I don’t make any plans. I am trying to understand for myself what this war is for us, and what specific lesson I can learn for myself. And I came to the conclusion that I should enjoy today. I don’t know when the war will end. It hurts me a lot that I cannot return to Ukraine. But I’m trying to get the most out of today.
I talked about it with my husband. We wanted to come on vacation. But a bomb just fell on Lukyanivka, and we live not far away, and I decided not to take my child on vacation to a place where bombs fall and sirens sound all the time. My husband supports me in this, and that is why we are here. Our house in Vyshhorod survived. My husband first lived with my parents and then returned home.
At first, the Germans brought both money and products. Now there is no such thing, but we do receive financial assistance. Those Germans with whom we communicate read the news and do not support the leadership of their country in the fact that they buy gas from Russia and do not give Ukraine money and weapons in the amount that we need. But our Ukrainians, who can work, all work so as not to bother people, not to live in hotels or in families. Although the Germans say that everything is ok, don’t leave.
The volunteer group that we have in Bochum helps a lot, at least informatively and practically. Of course, the activity of volunteers has decreased, but I wouldn’t say that people are tired of the war or of Ukrainians, it’s just that everyone has their own work. We must also be active, we must not wait for help, but also do something.
At the beginning of the war, we gathered as a women’s group of photographers and began to put our photos on the auction. In this way, we managed to earn money and send it to those who need it in these difficult times. We reported on our fees and expenses on Facebook. I was lucky to get into this team. Now we have suspended this work for a certain time because we had to deal with domestic issues, but I think we will resume it.
I am also very grateful to the volunteers who collect money, and I can transfer some funds to them. You see, when the Germans came and gave us money, it was so unusual. Because we are used to making money. And later there was a situation when they collected money for a lady whose house was bombed, she was left without a home and without a son. And I was very grateful to this lady for what she took. Because I also accepted help, although sometimes it was a shame to take it.
I go to protests, I help translate into English – I go with our Ukrainians to the store, to the doctor, although I myself need the help of a translator, because only English is not enough here.
We share clothes, things, meet, listen to each other, support and help each other.

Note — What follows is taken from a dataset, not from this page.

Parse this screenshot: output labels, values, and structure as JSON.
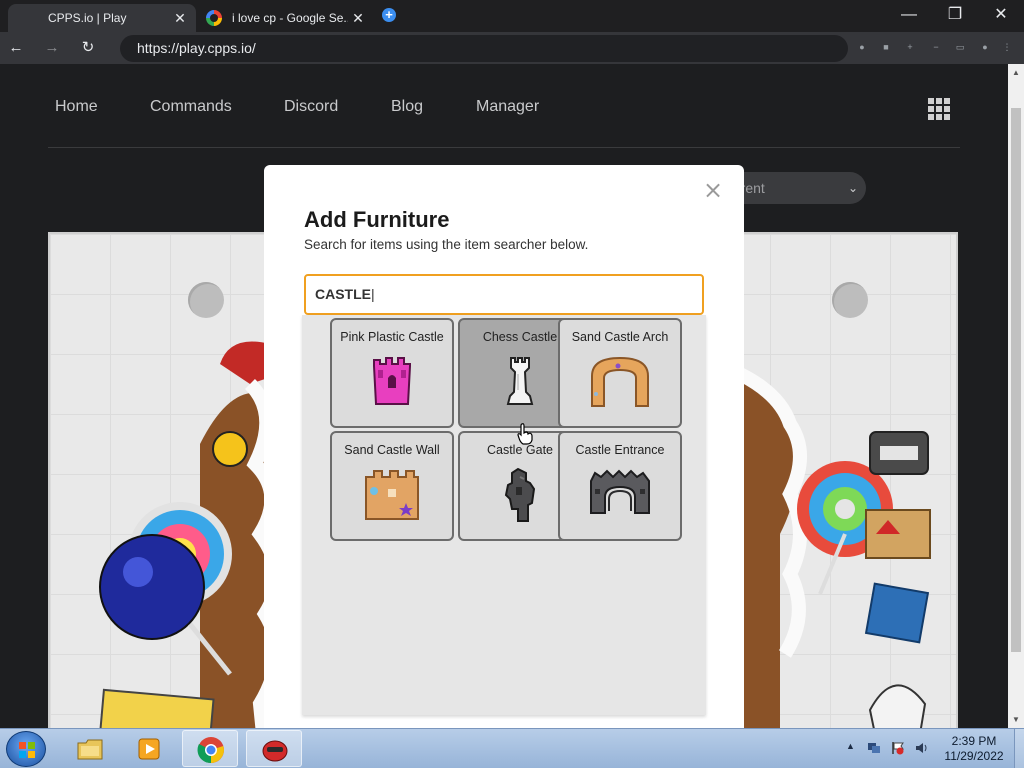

Because we miss home, no one planned to move and live like this. It is psychologically difficult when you have been ripped out like that – with the roots…
All losses change us. The war has already changed the attitude of all of us towards our homeland. When looking and comparing from a distance, almost all Ukrainian women, when they saw Europe as it really is, realized that Ukraine is the best country in Europe.
I think we will all love our home more after these events. Because this respect appeared and continues to grow when we look at our volunteers, the military. And because of this, we will build a better country for our children and value our independence more. I think that this respect for one’s own people should bring Ukraine to a higher cultural and later economic level.
Чому важливо поширити цю історію?
Якщо українці не розповідатимуть свій погляд на війну в Україні, світ поступово забуватиме про нас. Натомість цим обов’язково скористаються росіяни. Тому не даймо їм жодного шансу.
Why is it important to share this story?
If Ukrainians do not share their views on the war in Ukraine, the world will gradually forget about us. Instead, the Russians will definitely take advantage of this. So let's not give them a chance.
АвторAuthor: Iryna Semenova | Translation: Mariia Orletska